This misuse of scripture serves as a perfect example of how sneaky religious spirits can be. I personally never thought I had a religious spirit because I knew my salvation was not works based. Meanwhile, because of the abuse of this passage, there were times I wrestled with great guilt and fear for "forsaking the assembly" when I didn't attend church. I had no idea that I had submitted to the lie and accepted the doctrine of religious spirits. Consequently, my shame served well to make me feel disconnected from God and stunted my comfort in approaching Him. And I venture to say, you might just have the same thing going on or something similar...?
 
Other sneaky aspects of the religious spirit are, like I said, when we feel guilty or like we're failing as Christians for not praying, worshiping, serving, giving, volunteering, or even doing our ODJ Program as much as we think we should be. True, doing all those things is a part of the fabric of the kingdom of God. These are dynamics of God's realm. So, if we aren't doing them, yes, these are symptoms showing that something in us is wrong.
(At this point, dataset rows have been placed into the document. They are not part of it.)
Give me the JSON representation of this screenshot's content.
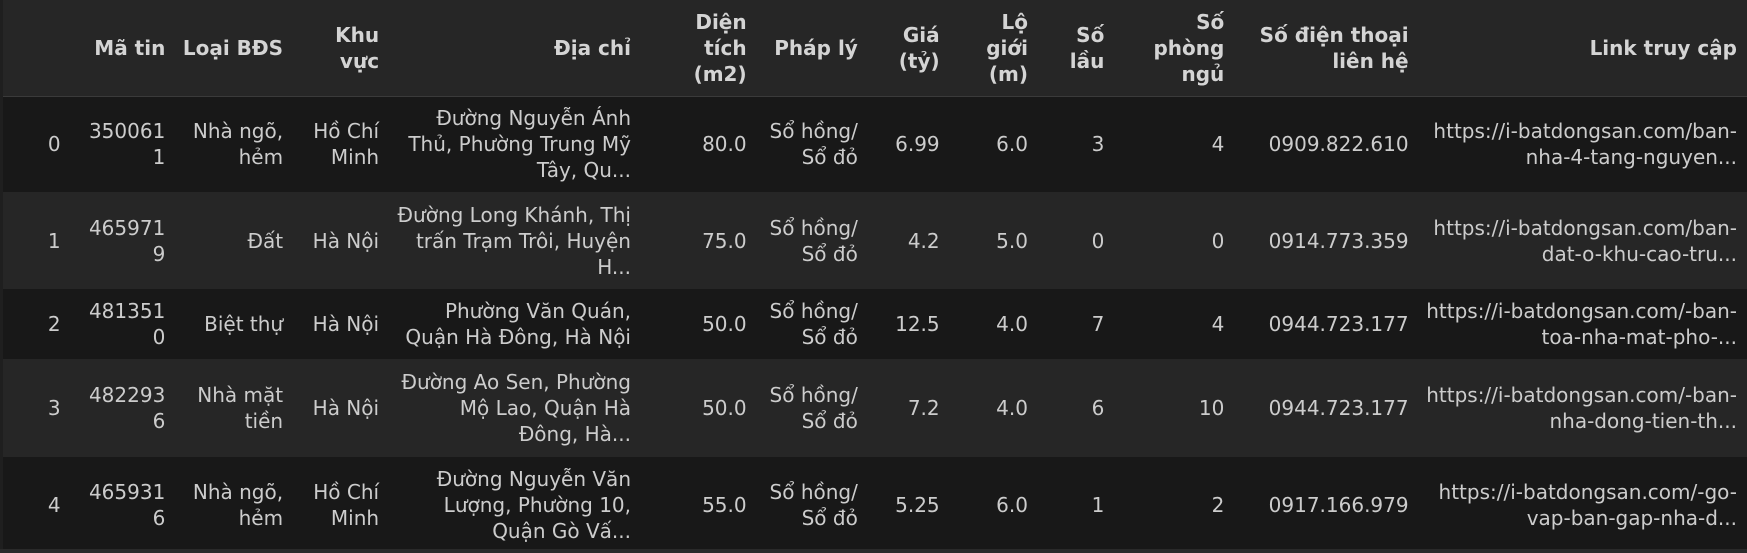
{
  "table": {
    "columns": [
      "",
      "Mã tin",
      "Loại BĐS",
      "Khu vực",
      "Địa chỉ",
      "Diện tích (m2)",
      "Pháp lý",
      "Giá (tỷ)",
      "Lộ giới (m)",
      "Số lầu",
      "Số phòng ngủ",
      "Số điện thoại liên hệ",
      "Link truy cập"
    ],
    "rows": [
      [
        "0",
        "3500611",
        "Nhà ngõ, hẻm",
        "Hồ Chí Minh",
        "Đường Nguyễn Ánh Thủ, Phường Trung Mỹ Tây, Qu...",
        "80.0",
        "Sổ hồng/ Sổ đỏ",
        "6.99",
        "6.0",
        "3",
        "4",
        "0909.822.610",
        "https://i-batdongsan.com/ban-nha-4-tang-nguyen..."
      ],
      [
        "1",
        "4659719",
        "Đất",
        "Hà Nội",
        "Đường Long Khánh, Thị trấn Trạm Trôi, Huyện H...",
        "75.0",
        "Sổ hồng/ Sổ đỏ",
        "4.2",
        "5.0",
        "0",
        "0",
        "0914.773.359",
        "https://i-batdongsan.com/ban-dat-o-khu-cao-tru..."
      ],
      [
        "2",
        "4813510",
        "Biệt thự",
        "Hà Nội",
        "Phường Văn Quán, Quận Hà Đông, Hà Nội",
        "50.0",
        "Sổ hồng/ Sổ đỏ",
        "12.5",
        "4.0",
        "7",
        "4",
        "0944.723.177",
        "https://i-batdongsan.com/-ban-toa-nha-mat-pho-..."
      ],
      [
        "3",
        "4822936",
        "Nhà mặt tiền",
        "Hà Nội",
        "Đường Ao Sen, Phường Mộ Lao, Quận Hà Đông, Hà...",
        "50.0",
        "Sổ hồng/ Sổ đỏ",
        "7.2",
        "4.0",
        "6",
        "10",
        "0944.723.177",
        "https://i-batdongsan.com/-ban-nha-dong-tien-th..."
      ],
      [
        "4",
        "4659316",
        "Nhà ngõ, hẻm",
        "Hồ Chí Minh",
        "Đường Nguyễn Văn Lượng, Phường 10, Quận Gò Vấ...",
        "55.0",
        "Sổ hồng/ Sổ đỏ",
        "5.25",
        "6.0",
        "1",
        "2",
        "0917.166.979",
        "https://i-batdongsan.com/-go-vap-ban-gap-nha-d..."
      ]
    ]
  }
}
Doing these kingdom acts does not align us with the kingdom of God and keep us "right" with Him; doing them is a RESULT of ALREADY being aligned with God. These practices merely follow suit. If they don't follow, then we need to find out what's going on in us that's not in tune with truth but, instead, is attuned with darkness, and pulling us away from the kingdom of God into bondage.  We need to see that our lack of practicing these kingdom protocols as a warning sign that something in us is wrong.
 
Remember, alignment with the kingdom of God is repentance and knowing/believing God's truths. True, you don't know all God's truths the moment you are born into His kingdom, but in so much as you have repented and believed what you do know, you are aligned because God's GRACE covers what you do not yet know. Meanwhile, you may still be vulnerable to lies that you YIELD to which may keep you going back and forth between the two kingdoms, even unknowingly. One of them being, "I'm not following religious protocol very well, so I'm in trouble. I'm in disobedience. I'm not right with God. I'm terrible. I'll never be right", etc. ---That's all demonic oppression via the spirit of religion and must be put out.
 
Ahhhh! I've lived that life and I'm angry that this is such a rampant false belief in the body of Christ. I hate it. The Lord rebuke you, spirits of religion!
 
Just please do me a favor and ask God to reveal if there's anything in you that bows to the spirit of religion to any degree. And then kick it out. Lay down the lie. Realize that even if you are in a season struggling with sin or aren't performing very well at religious or kingdom of God protocol, so long as your heart is humble before God, repentant, and seeking Him in the matters of your struggle, YOU ARE ALIGNED with the kingdom concerning those issues. Your repentance and relying upon God's grace concerning a sin or failure makes you aligned.Meanwhile, if you feel guilt and shame for the struggle, THAT is where you are not aligned with truth. THAT is where you are disconnecting yourself from God's realm. Because you believe a lie and are squandering the grace of God which covers you for the sin that you are struggling with. Feeling guilty is not being secure in what Jesus did for you - which is a dark kingdom policy. (Write that in your notes!)
 
If you'd like to look more closely at the breakdown of what Hebrews 10:23-27 actually means, please visit this blog.